Press Statement By Irene Chang：
SDMC’s reversal of decision to reopen most schools besides those in Covid 19 high risk areas without any proven facts and data that the situation is now under control, does not inspire confidence in the people of Sarawak. It raises the question among many parents if the state Education office have been pressured by their big boss in Putrajaya to toll the line. It also raises the question if SDMC really has the autonomy and the authority to make our own decisions based on the local situation in the State.
Everyone understands and is very concerned about the disruption of our children’s education caused by the pandemic. While some are happy and relieved with the reopening of schools, the majority of parents and even teachers are worried and concerned. In fact, there were hopes that the earlier date of 14th March would be further extended in the red zones if things does not improve by then. Most parents are now worried that the latest decision is indicative that all schools would be reopened on 15th March regardless of the pandemic situation.

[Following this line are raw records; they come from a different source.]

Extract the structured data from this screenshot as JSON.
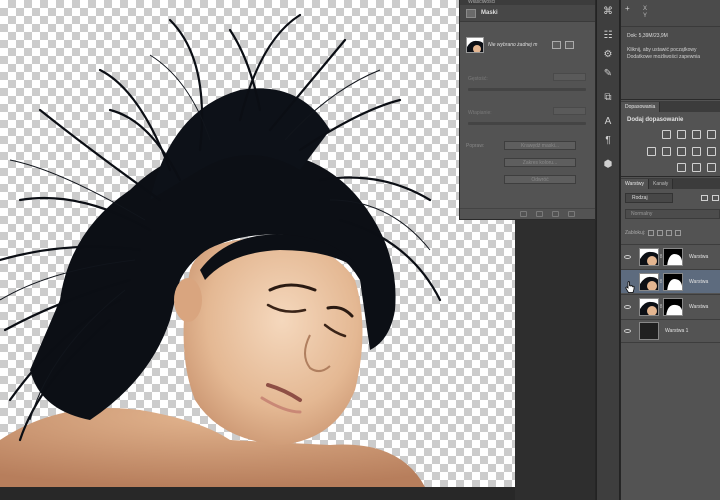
{
  "properties_panel": {
    "title": "Właściwości",
    "section_title": "Maski",
    "mask_selection_label": "Nie wybrano żadnej m",
    "density_label": "Gęstość:",
    "feather_label": "Wtapianie:",
    "refine_label": "Popraw:",
    "mask_edge_button": "Krawędź maski...",
    "color_range_button": "Zakres koloru...",
    "invert_button": "Odwróć"
  },
  "info_panel": {
    "coord_x_label": "X",
    "coord_y_label": "Y",
    "doc_size": "Dok: 5,39M/23,9M",
    "hint_line1": "Kliknij, aby ustawić początkowy",
    "hint_line2": "Dodatkowe możliwości zapewnia"
  },
  "adjustments_panel": {
    "tab_label": "Dopasowania",
    "title": "Dodaj dopasowanie"
  },
  "layers_panel": {
    "tabs": [
      "Warstwy",
      "Kanały"
    ],
    "kind_filter": "Rodzaj",
    "blend_mode": "Normalny",
    "lock_label": "Zablokuj:",
    "layers": [
      {
        "name": "Warstwa",
        "has_mask": true,
        "selected": false,
        "visible": true
      },
      {
        "name": "Warstwa",
        "has_mask": true,
        "selected": true,
        "visible": false
      },
      {
        "name": "Warstwa",
        "has_mask": true,
        "selected": false,
        "visible": true
      },
      {
        "name": "Warstwa 1",
        "has_mask": false,
        "selected": false,
        "visible": true
      }
    ]
  },
  "colors": {
    "panel_bg": "#535353",
    "dark_bg": "#262626",
    "selected_layer": "#5d6b7e"
  }
}
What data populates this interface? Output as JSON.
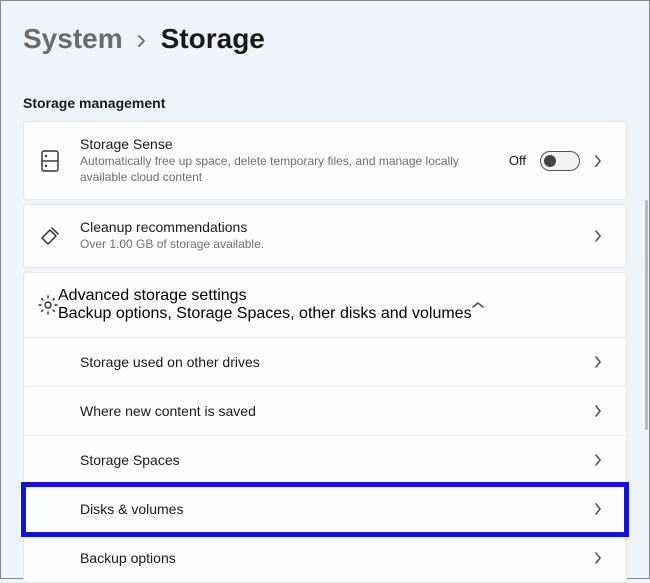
{
  "breadcrumb": {
    "parent": "System",
    "current": "Storage"
  },
  "section_header": "Storage management",
  "storage_sense": {
    "title": "Storage Sense",
    "desc": "Automatically free up space, delete temporary files, and manage locally available cloud content",
    "toggle_label": "Off"
  },
  "cleanup": {
    "title": "Cleanup recommendations",
    "desc": "Over 1.00 GB of storage available."
  },
  "advanced": {
    "title": "Advanced storage settings",
    "desc": "Backup options, Storage Spaces, other disks and volumes",
    "items": [
      {
        "label": "Storage used on other drives"
      },
      {
        "label": "Where new content is saved"
      },
      {
        "label": "Storage Spaces"
      },
      {
        "label": "Disks & volumes"
      },
      {
        "label": "Backup options"
      }
    ]
  }
}
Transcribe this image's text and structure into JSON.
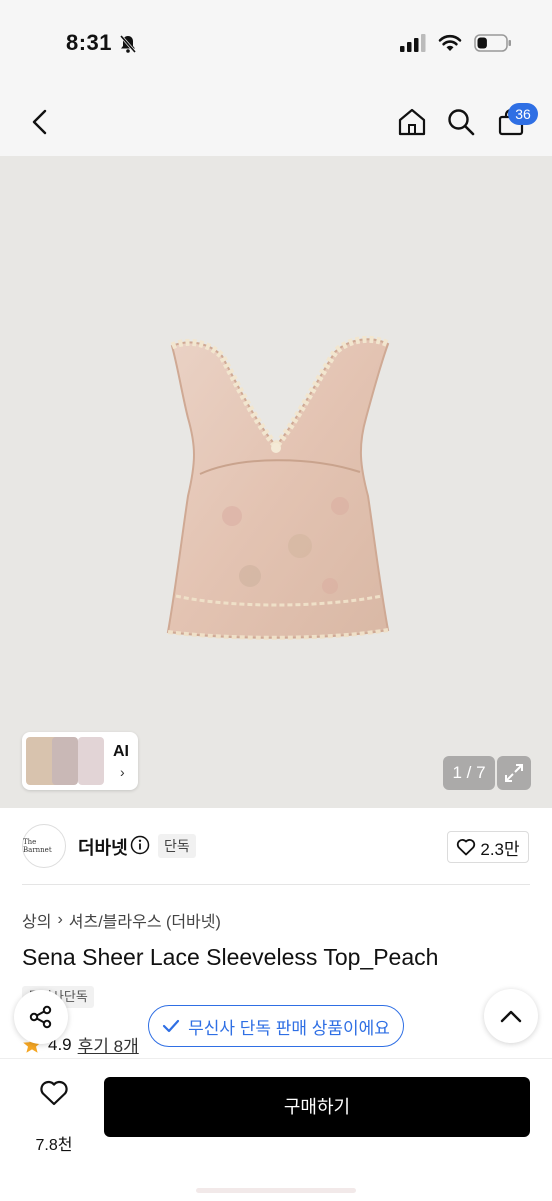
{
  "status": {
    "time": "8:31",
    "battery_level": 0.35
  },
  "nav": {
    "back_icon": "chevron-left-icon",
    "home_icon": "home-icon",
    "search_icon": "search-icon",
    "cart_icon": "shopping-bag-icon",
    "cart_count": "36"
  },
  "gallery": {
    "ai_label": "AI",
    "counter": "1 / 7"
  },
  "brand": {
    "logo_text": "The Barnnet",
    "name": "더바넷",
    "exclusive_tag": "단독",
    "likes": "2.3만"
  },
  "product": {
    "breadcrumb": [
      "상의",
      "셔츠/블라우스 (더바넷)"
    ],
    "title": "Sena Sheer Lace Sleeveless Top_Peach",
    "tag": "무신사단독",
    "rating": "4.9",
    "review_label": "후기 8개"
  },
  "banner": {
    "text": "무신사 단독 판매 상품이에요"
  },
  "bottom": {
    "wish_count": "7.8천",
    "buy_label": "구매하기"
  },
  "colors": {
    "accent": "#2f6fe4",
    "buy_button": "#000000",
    "star": "#f5a623"
  }
}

SDMC should therefore clarify to the parents on this reversal of decision especially when Sarawak is still recording triple digits of positive cases every day. This number of cases is expected to continue to increase in Sibu due to high number of swab tests done through active tracing of close contact as revealed by Sibu Division Disaster Management Committee (SDDMC) coordinator Dr Annuar Rapaee.
Since SDMC had announced that the reversal of decision was made based on assessment by JKNS (State Health Department) and the Education Department, they should provide the parents with the data on the basis and the factors leading to this decision. The parents have the right to know these details, in particular, if the assessment include the fact that while children and younger persons may not suffer severely from Covid 19, they might become the source of severe infections to their elderly grandparents staying under the same roof. This would put further stress on our health system, especially in Sibu where it is already recording the highest mortality rate in the whole of Sarawak.
Data should also be provided to the parents on the numbers of students tested positive in Sarawak from March 2020 until now. It was revealed by the Health Director General in October last year that 2,145 pupils out of the total 23,804 cases (nearly 10%) were tested positive from February 2020 until October 2020. Parents would like to know if the situation in Sarawak for students is just as bad or not as bad.
While most parents understand that schools would need to reopen sooner or later, SDMC should be orderly and systematic in their approach. They should not rush into making decisions and waver in their decisions, once made, especially when the pandemic situation has not been stabilised and the majority of the people have not received the vaccination.
Certain ground work should first be done and carried out by SDMC, JKNS and the Education department before schools are allowed to reopen, especially in high-risk areas. Random samplings of the students from different backgrounds and areas should be carried out as thousands of school children come from various social backgrounds and it is impossible to trace their close contacts and movements before entering school. This is to gauge the community transmission rates and to only allow reopening of the schools if it is very low or low.
SDMC should also consider the high number of teachers who travels daily from high risk areas to lower risk areas as in from Sibu to Selangau or Julau and the risk that these teachers are posing to the students in those areas. They should push for these teachers to be given priority to be vaccinated even if medically they do not belong to the high risk group.
All these and other groundwork need to be done first before SDMC can allow schools to be reopened. SDMC cannot afford to make another mistake as in the home quarantine policy and which have caused Sibu to become the epicentre of Covid 19 in Sarawak and the people to suffer with no end in sight.